Without engaging the Hizbul Mujahideen in the talks, chances of peace in Jammu and Kashmir are bleak. Ghulam Rasool Dar was one of four Hizb commanders India engaged in the July 2000 talks. All four commanders have been killed in the last couple of years. There are fears that leaders of the All Parties Hurriyat Conference (Abbas Ansari group), who begin talks with L K Advani on January 22, may be attacked and the responsibility will be thrown on the Hizb's shoulders.
Advani can use the talks to reduce threats to the peace process. What he needs to do is grant permission to the Hurriyat leaders to visit Pakistan-controlled Kashmir and also permit Kashmiri leaders from Muzaffarabad to visit Srinagar.
The announcement of a 10-point roadmap for peace from India's External Affairs Minister Yashwant Sinha may not create good feelings in the hearts and minds of common Pakistanis because the announcement came in Washington, DC. A majority of Indians and Pakistanis are against any role for the US in India-Pakistan relations.
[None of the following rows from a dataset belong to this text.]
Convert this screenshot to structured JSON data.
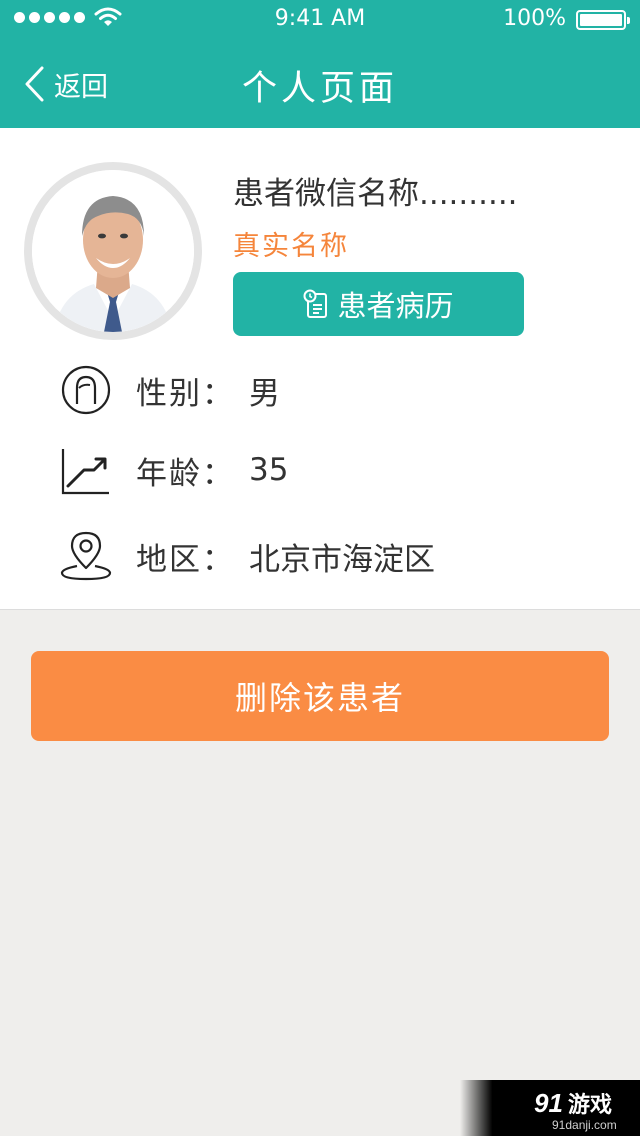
{
  "status_bar": {
    "time": "9:41 AM",
    "battery_percent": "100%",
    "battery_level": 1.0,
    "signal_bars": 5
  },
  "nav": {
    "back_label": "返回",
    "title": "个人页面"
  },
  "profile": {
    "wechat_name": "患者微信名称..........",
    "real_name": "真实名称",
    "records_button": "患者病历"
  },
  "details": [
    {
      "icon": "person-icon",
      "label": "性别：",
      "value": "男"
    },
    {
      "icon": "trend-icon",
      "label": "年龄：",
      "value": "35"
    },
    {
      "icon": "location-pin-icon",
      "label": "地区：",
      "value": "北京市海淀区"
    }
  ],
  "actions": {
    "delete_label": "删除该患者"
  },
  "watermark": {
    "text": "91游戏",
    "domain": "91danji.com"
  },
  "colors": {
    "header": "#22b3a5",
    "accent_orange": "#fa8c44",
    "real_name": "#f5853b",
    "background": "#efeeec"
  }
}
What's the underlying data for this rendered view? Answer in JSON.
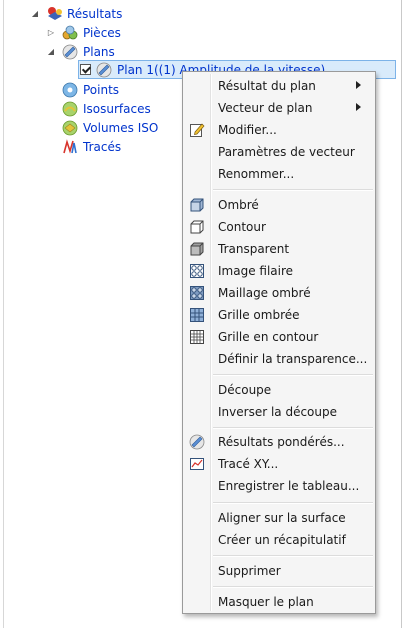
{
  "tree": {
    "root": {
      "label": "Résultats"
    },
    "pieces": {
      "label": "Pièces"
    },
    "plans": {
      "label": "Plans"
    },
    "plan1": {
      "label": "Plan 1((1) Amplitude de la vitesse)"
    },
    "points": {
      "label": "Points"
    },
    "isosurfaces": {
      "label": "Isosurfaces"
    },
    "volumes_iso": {
      "label": "Volumes ISO"
    },
    "traces": {
      "label": "Tracés"
    }
  },
  "menu": {
    "items": [
      {
        "label": "Résultat du plan",
        "submenu": true
      },
      {
        "label": "Vecteur de plan",
        "submenu": true
      },
      {
        "label": "Modifier...",
        "icon": "edit-icon"
      },
      {
        "label": "Paramètres de vecteur"
      },
      {
        "label": "Renommer..."
      },
      {
        "label": "Ombré",
        "icon": "shaded-cube-icon"
      },
      {
        "label": "Contour",
        "icon": "contour-cube-icon"
      },
      {
        "label": "Transparent",
        "icon": "transparent-cube-icon"
      },
      {
        "label": "Image filaire",
        "icon": "wireframe-icon"
      },
      {
        "label": "Maillage ombré",
        "icon": "shaded-mesh-icon"
      },
      {
        "label": "Grille ombrée",
        "icon": "shaded-grid-icon"
      },
      {
        "label": "Grille en contour",
        "icon": "contour-grid-icon"
      },
      {
        "label": "Définir la transparence..."
      },
      {
        "label": "Découpe"
      },
      {
        "label": "Inverser la découpe"
      },
      {
        "label": "Résultats pondérés...",
        "icon": "weighted-results-icon"
      },
      {
        "label": "Tracé XY...",
        "icon": "xy-plot-icon"
      },
      {
        "label": "Enregistrer le tableau..."
      },
      {
        "label": "Aligner sur la surface"
      },
      {
        "label": "Créer un récapitulatif"
      },
      {
        "label": "Supprimer"
      },
      {
        "label": "Masquer le plan"
      }
    ]
  },
  "colors": {
    "tree_link": "#0033cc",
    "selection_bg": "#d9ebfb",
    "selection_border": "#7db3e8",
    "menu_bg": "#f5f5f5"
  }
}
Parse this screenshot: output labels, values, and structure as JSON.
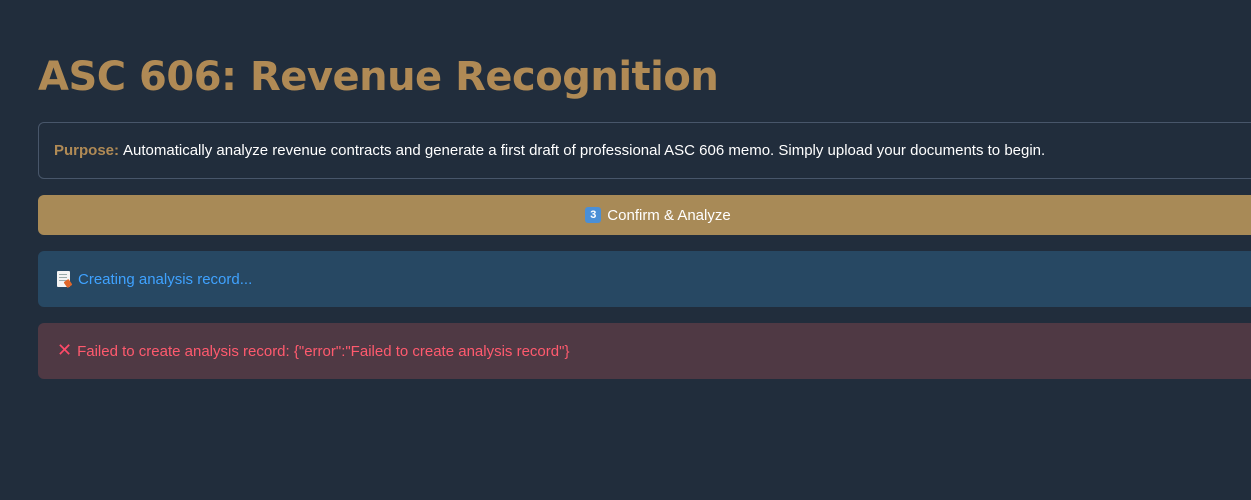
{
  "page": {
    "title": "ASC 606: Revenue Recognition"
  },
  "purpose": {
    "label": "Purpose:",
    "text": "Automatically analyze revenue contracts and generate a first draft of professional ASC 606 memo. Simply upload your documents to begin."
  },
  "confirm_button": {
    "step_icon": "keycap-3-icon",
    "step_number": "3",
    "label": "Confirm & Analyze"
  },
  "status_info": {
    "icon": "memo-icon",
    "text": "Creating analysis record..."
  },
  "status_error": {
    "icon": "cross-mark-icon",
    "glyph": "✕",
    "text": "Failed to create analysis record: {\"error\":\"Failed to create analysis record\"}"
  },
  "colors": {
    "background": "#212d3c",
    "accent": "#b08a55",
    "button": "#a88a57",
    "info_bg": "#274863",
    "info_text": "#3fa2ff",
    "error_bg": "#4f3944",
    "error_text": "#ff5a6e"
  }
}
More important,there is nothing new in the 10-point roadmap.
The Pakistan government is preparing to celebrate February 5 as solidarity day with the Kashmiris. Lots of anti-India speeches will be delivered that day. If India does not announce some confidence building measures in coming days, speakers at the February 5 rallies will get a chance to say 'Vajpayee and Advani are praising Musharraf because he is lucky for them, not for us.' The electronic media will not ignore these speeches and the situation will become hot before the second round of India-Pakistan talks next month.
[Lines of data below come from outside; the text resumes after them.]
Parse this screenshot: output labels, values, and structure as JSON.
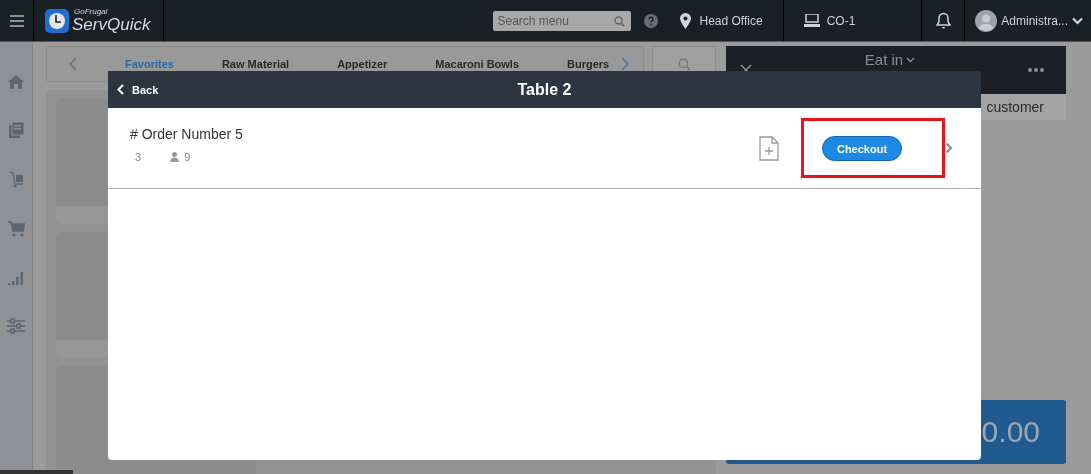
{
  "topbar": {
    "logo_small": "GoFrugal",
    "logo": "ServQuick",
    "search": {
      "placeholder": "Search menu"
    },
    "location": "Head Office",
    "counter": "CO-1",
    "user": "Administra..."
  },
  "categories": [
    {
      "label": "Favorites",
      "selected": true
    },
    {
      "label": "Raw Material",
      "selected": false
    },
    {
      "label": "Appetizer",
      "selected": false
    },
    {
      "label": "Macaroni Bowls",
      "selected": false
    },
    {
      "label": "Burgers",
      "selected": false
    }
  ],
  "order_panel": {
    "mode": "Eat in",
    "customer": "customer",
    "total": "0.00"
  },
  "modal": {
    "back": "Back",
    "title": "Table 2",
    "orders": [
      {
        "title": "# Order Number 5",
        "items": "3",
        "guests": "9",
        "action": "Checkout",
        "highlighted": true
      }
    ]
  }
}
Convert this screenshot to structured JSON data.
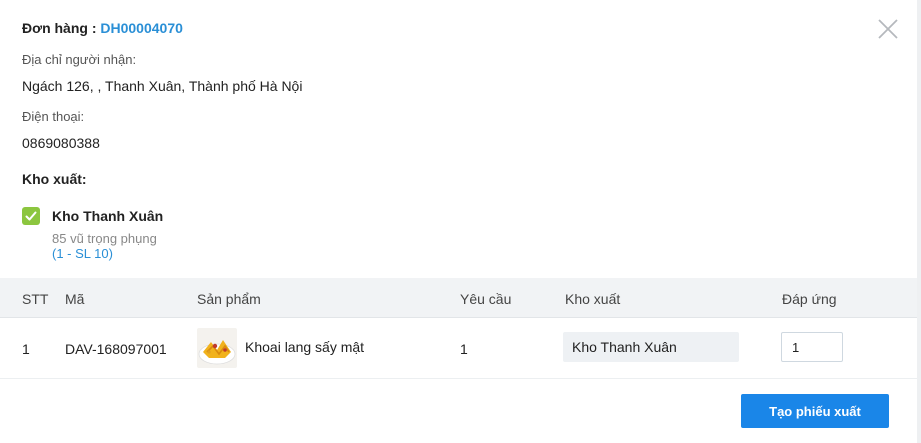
{
  "order": {
    "label": "Đơn hàng : ",
    "code": "DH00004070"
  },
  "recipient": {
    "address_label": "Địa chỉ người nhận:",
    "address": "Ngách 126, , Thanh Xuân, Thành phố Hà Nội",
    "phone_label": "Điện thoại:",
    "phone": "0869080388"
  },
  "warehouse_section": {
    "title": "Kho xuất:",
    "warehouse": {
      "checked": true,
      "name": "Kho Thanh Xuân",
      "address": "85 vũ trọng phụng",
      "quantity": "(1 - SL 10)"
    }
  },
  "table": {
    "headers": {
      "stt": "STT",
      "code": "Mã",
      "product": "Sản phẩm",
      "requested": "Yêu cầu",
      "warehouse": "Kho xuất",
      "fulfilled": "Đáp ứng"
    },
    "rows": [
      {
        "stt": "1",
        "code": "DAV-168097001",
        "product": "Khoai lang sấy mật",
        "requested": "1",
        "warehouse": "Kho Thanh Xuân",
        "fulfilled": "1"
      }
    ]
  },
  "actions": {
    "create": "Tạo phiếu xuất"
  },
  "colors": {
    "accent": "#1a86e8",
    "link": "#2a8fd6",
    "check": "#8cc63f"
  },
  "icons": {
    "close": "close-icon",
    "check": "check-icon",
    "product": "product-thumbnail"
  }
}
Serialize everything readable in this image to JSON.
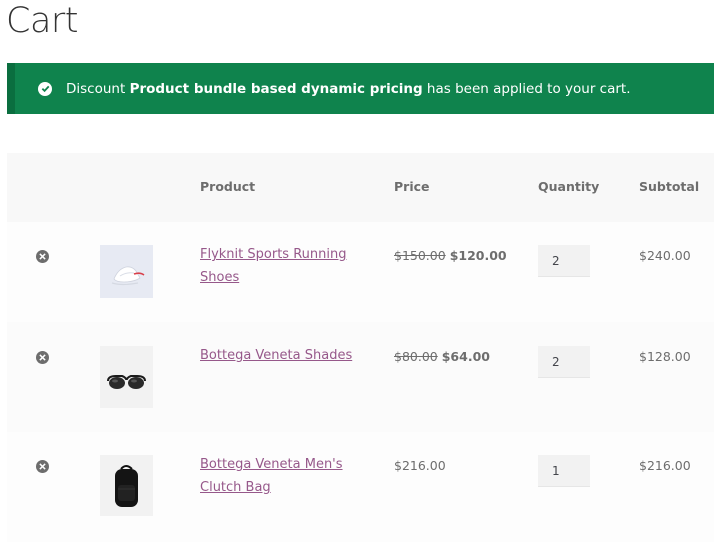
{
  "page": {
    "title": "Cart"
  },
  "notice": {
    "prefix": "Discount ",
    "discount_name": "Product bundle based dynamic pricing",
    "suffix": " has been applied to your cart.",
    "color": "#0f834d"
  },
  "table": {
    "headers": {
      "product": "Product",
      "price": "Price",
      "quantity": "Quantity",
      "subtotal": "Subtotal"
    },
    "rows": [
      {
        "name_line1": "Flyknit Sports Running",
        "name_line2": "Shoes",
        "regular_price": "$150.00",
        "sale_price": "$120.00",
        "quantity": "2",
        "subtotal": "$240.00",
        "image_icon": "running-shoes-image"
      },
      {
        "name_line1": "Bottega Veneta Shades",
        "name_line2": "",
        "regular_price": "$80.00",
        "sale_price": "$64.00",
        "quantity": "2",
        "subtotal": "$128.00",
        "image_icon": "sunglasses-image"
      },
      {
        "name_line1": "Bottega Veneta Men's",
        "name_line2": "Clutch Bag",
        "price": "$216.00",
        "quantity": "1",
        "subtotal": "$216.00",
        "image_icon": "backpack-image"
      }
    ]
  },
  "colors": {
    "link": "#96588a",
    "text": "#6d6d6d"
  }
}
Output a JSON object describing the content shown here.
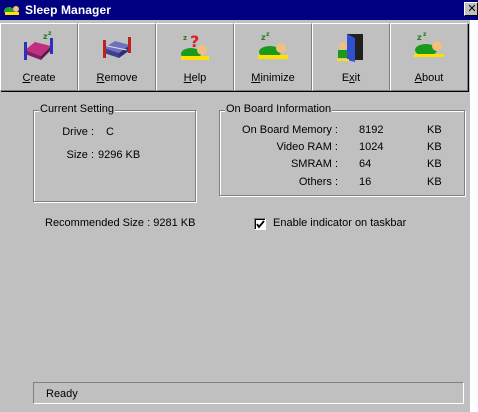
{
  "window": {
    "title": "Sleep Manager",
    "close_glyph": "✕",
    "app_icon": "sleeping-figure-icon"
  },
  "toolbar": {
    "buttons": [
      {
        "label": "Create",
        "accel": "C",
        "rest": "reate",
        "icon": "create-bed-icon"
      },
      {
        "label": "Remove",
        "accel": "R",
        "rest": "emove",
        "icon": "remove-bed-icon"
      },
      {
        "label": "Help",
        "accel": "H",
        "rest": "elp",
        "icon": "help-question-icon"
      },
      {
        "label": "Minimize",
        "accel": "M",
        "rest": "inimize",
        "icon": "minimize-sleeper-icon"
      },
      {
        "label": "Exit",
        "pre": "E",
        "accel": "x",
        "rest": "it",
        "icon": "exit-door-icon"
      },
      {
        "label": "About",
        "accel": "A",
        "rest": "bout",
        "icon": "about-sleeper-icon"
      }
    ]
  },
  "current_setting": {
    "title": "Current Setting",
    "drive_label": "Drive :",
    "drive_value": "C",
    "size_label": "Size :",
    "size_value": "9296 KB"
  },
  "onboard_info": {
    "title": "On Board Information",
    "rows": [
      {
        "label": "On Board Memory :",
        "value": "8192",
        "unit": "KB"
      },
      {
        "label": "Video RAM :",
        "value": "1024",
        "unit": "KB"
      },
      {
        "label": "SMRAM :",
        "value": "64",
        "unit": "KB"
      },
      {
        "label": "Others :",
        "value": "16",
        "unit": "KB"
      }
    ]
  },
  "recommended": {
    "text": "Recommended Size : 9281 KB"
  },
  "indicator": {
    "label": "Enable indicator on taskbar",
    "checked": true
  },
  "status": {
    "text": "Ready"
  },
  "colors": {
    "titlebar": "#000080",
    "face": "#c0c0c0"
  }
}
Both countries have agreed to hold talks but they have not decided who will talk. India suggested joint secretary-level talks but Pakistan is insisting that the talks take place between the two foreign secretaries. Where is the confidence? This atmosphere will not help Vajpayee and Musharraf in the future.
Chaudhrysahib very rightly suggested to Mr Nayar that the Indian government must announce something practical on its Republic Day. If he had to prolong the policy of wait and see, Musharraf will be forced to say something 'hard' on March 23, Pakistan Day, just to prove that he is not lucky for the BJP.
The Indian leadership must not forget that Nawaz Sharif's Pakistan Muslim League faction does not support the peace process. The party is trying to gather public support on an anti-India basis and also forcing the religious alliance, the MMA, to come out against Musharraf.
Watch Maulana Fazlur Rehman who visited India last July and initially welcomed Musharraf and Vajpayee's statement. The Maulana has been criticizing that statement in recent days. The peace process, the Maulana said, is 'one way traffic.' Traditionally, Nawaz Sharif and Fazlur Rehman are considered people who want peace with India, but this time they are not on board.
Someone in New Delhi must realize this and do something concrete, not to facilitate Musharraf but to facilitate peace.
Hamid Mir is Bureau Chief of Pakistan's GEO Television in Islamabad and also writes for the Daily Jang